Two other pet peeves that I’ve developed since I’ve been reviewing these interfaces are the overly liberal use of buttons when a simple text link would suffice, and throwing up a great hunk of a form that was obviously intended for a back end interface when a much more elegant ‘in place’ solution could have been achieved.
Now that I am trying to apply my learnings and inspiration to my particular design challenge I’m finding myself coming up with some design principles that I will probably add to over time and hope to use consistently throughout the system design. I’m going to start posting them here so I can keep them together and you can give me some feedback as we go!
Design Principles for CRUD-in-place
- Don’t map the interface to the technical architecture, map the interface to the tasks that users will want to perform. The user/interface shouldn’t have to care about the way that content is grouped in the back end. If I want to just edit the headline of a ‘news package’ I should be able to do that without having to see the form for the entire package. (Eg. fixing a typo in the headline, adjusting line length etc.)

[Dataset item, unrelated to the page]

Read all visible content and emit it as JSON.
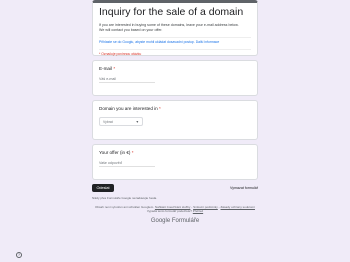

- Show as few controls as possible and try to show them only when required. Particularly on the ‘index’ type pages I’m working on at the moment there will be lots of ‘bits’ that will be editable. Showing all of them will result in a hideously scrappy looking page. I’m rather tempted to use the BaseCamp approach and show the appropriate controls on hover, however I’m also concerned that we design an accessible experience, so we’ll need to think more about what we need to do to achieve this principle without sacrificing the experience for people with visual/mobility impairment.
- Where possible, choose a text link and not a button. See (2) above – text links are a much less intrusive element on the page and will help us to maintain a clean, simple interface. Obviously, there are some times where buttons are necessary, we won’t get silly with this.
- Provide Editorial Tools not Design Tools. The purpose of this interface is to allow editorial staff (writers and editors) to do their jobs well – their job is to craft, curate and communicate content to readers. These people are not designers and should not be asked to make design decisions. The flexibility they require is about selecting, grouping and prioritising content. The design work should be done within the page template and within that framework we provide appropriate editorial tools.
More to follow I’m sure, I’m just getting started. Feedback welcome!